The Tennessee Wildlife Resources Agency announced Tuesday that the Catoosa Wildlife Management Area located in Cumberland, Morgan, and Fentress Counties will be closed to all public access effective Monday, August 8, 2011. TWRA officials believe this closure is necessary to ensure the safety of visitors using Catoosa WMA and agency employees working on the area.
Some have described the situation as "Hog Wars," after the Agency recently passed a sweeping policy to try and eliminate wild hogs across Tennessee, including Catoosa WMA.
Apparently an avid hog hunter, or hunters, are basically committing acts of terrorism on Catoosa WMA. TWRA officials believe this vandalism may be a reaction by a small group of individuals dissatisfied with the recent changes in the management of wild hog populations on Catoosa, and across the state.
Wildlife officials say wild hogs are becoming a nuisance across the state. They completely closed the hunting season, believing that some hunters were illegally transporting wild hogs from other states and releasing them in Tennessee. Public hunting for the animals is closed, however landowners with nuisance hogs can allow specially-permitted hunters to try and eliminate the animals with virtually no regulation. TWRA also committed to reducing wild hog populations on all state wildlife areas except for the Cherokee National Forest.
Hog Hunts have been historically held on Catoosa for decades. TWRA officials say since late June some people apparently unhappy with the new regulation and policy, have placed nails, spikes, and nail-boards in fields, secondary roads, and trails on the WMA.
According to Kirk Miles, TWRA Region 3 Wildlife Program Manager, as part of the overall strategy to address the increasing wild hog population on the Cumberland Plateau, an aggressive program to trap and remove wild hogs was initiated on Catoosa WMA in early June. Shortly thereafter, employees began finding nails and spikes in fields and along secondary roads accessing wild hog trap sites.
“Initially, we felt that we were able to effectively find and clean up the vandalized sites,” Miles said. “However, the problem has escalated to the point that we no longer feel the area is safe for public use.”
To date 13 tires have been damaged on TWRA trucks used on the WMA, ten of the tires had to be replaced. Four tractor tires have had flat tires repaired. One TWRA employee narrowly escaped serious injury when he stepped on a large nail.

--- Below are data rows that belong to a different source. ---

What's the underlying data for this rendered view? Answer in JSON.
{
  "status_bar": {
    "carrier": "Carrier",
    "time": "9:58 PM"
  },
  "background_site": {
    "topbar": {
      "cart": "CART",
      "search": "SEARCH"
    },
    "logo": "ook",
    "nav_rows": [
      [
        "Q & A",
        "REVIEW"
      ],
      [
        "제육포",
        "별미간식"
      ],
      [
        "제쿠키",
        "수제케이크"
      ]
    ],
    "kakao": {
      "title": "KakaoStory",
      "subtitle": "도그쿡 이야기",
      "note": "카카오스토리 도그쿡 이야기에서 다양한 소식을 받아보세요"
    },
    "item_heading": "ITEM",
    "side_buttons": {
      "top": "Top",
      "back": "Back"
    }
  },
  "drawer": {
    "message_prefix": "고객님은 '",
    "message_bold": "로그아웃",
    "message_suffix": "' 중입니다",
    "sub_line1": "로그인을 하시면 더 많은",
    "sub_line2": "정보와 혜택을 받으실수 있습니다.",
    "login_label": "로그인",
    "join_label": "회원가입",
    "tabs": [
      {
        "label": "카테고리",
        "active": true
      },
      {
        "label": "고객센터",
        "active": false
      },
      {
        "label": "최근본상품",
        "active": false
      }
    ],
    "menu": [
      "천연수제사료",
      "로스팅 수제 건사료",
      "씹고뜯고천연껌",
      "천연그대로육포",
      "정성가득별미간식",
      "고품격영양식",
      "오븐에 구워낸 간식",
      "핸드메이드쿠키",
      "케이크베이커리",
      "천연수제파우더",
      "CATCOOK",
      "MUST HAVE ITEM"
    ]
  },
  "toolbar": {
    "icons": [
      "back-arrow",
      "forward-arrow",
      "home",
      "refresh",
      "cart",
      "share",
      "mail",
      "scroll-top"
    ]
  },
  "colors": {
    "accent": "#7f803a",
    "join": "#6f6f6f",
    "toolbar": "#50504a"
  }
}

According to Jim Lane, Catoosa WMA Manager, the vandalism has affected normal operations on Catoosa.
“We have found nails and spikes of different sizes, from two inch nails to ten inch spikes. We have also found homemade nail-boards designed to be driven into the ground,” Lane said. “They are not easy to find. Basically, we are forced to use metal detectors and cover large areas. It is labor intensive and takes a lot of time to find and clear vandalized locations.”
Fortunately, damage to non-agency vehicles has been confined to one individual who had two tires flattened after traveling on a secondary road. TWRA employees were able to assist the man who was traveling with his three children.
Although there are currently no hunting seasons open on Catoosa, the WMA is still heavily utilized by various users including horseback riders, hikers, and fishermen.
“We are very concerned with the immediate safety of current users on the WMA,” said Miles. “Also, squirrel and deer hunting seasons are just around the corner and that is when the WMA is most heavily utilized.”
Squirrel season opens on Aug. 27. Asked if the area could reopen before that date, Don King, TWRA Chief of Information said, "There's a good chance that could happen."
TWRA will use the closure period to find and remove as much of the dangerous material as possible. According to Miles, Catoosa WMA is approximately 80,000 acres of field and forest habitat. Cleanup efforts will focus on fields, secondary roads, and trails.
“We have a lot of ground to cover,” Miles said. “We will re-open Catoosa as soon as we can be reasonably assured it is safe. I am hopeful that we can reach that point sometime before our first deer hunt in October to allow small game and deer hunters the opportunity to hunt and scout the area.”
TWRA is offering a reward of $1,000 for information leading to the arrest and conviction of parties responsible for this vandalism.
Kind did not know if Agency has requested assistance from any other law enforcement agency or not. He did say there are no suspects at this time.
To provide any information relevant to this case please call 1-800-241-0767.
This homemade nail-board, designed to be driven into the ground, was well hidden in a secondary road on Catoosa WMA.
- Photo2 by TWRA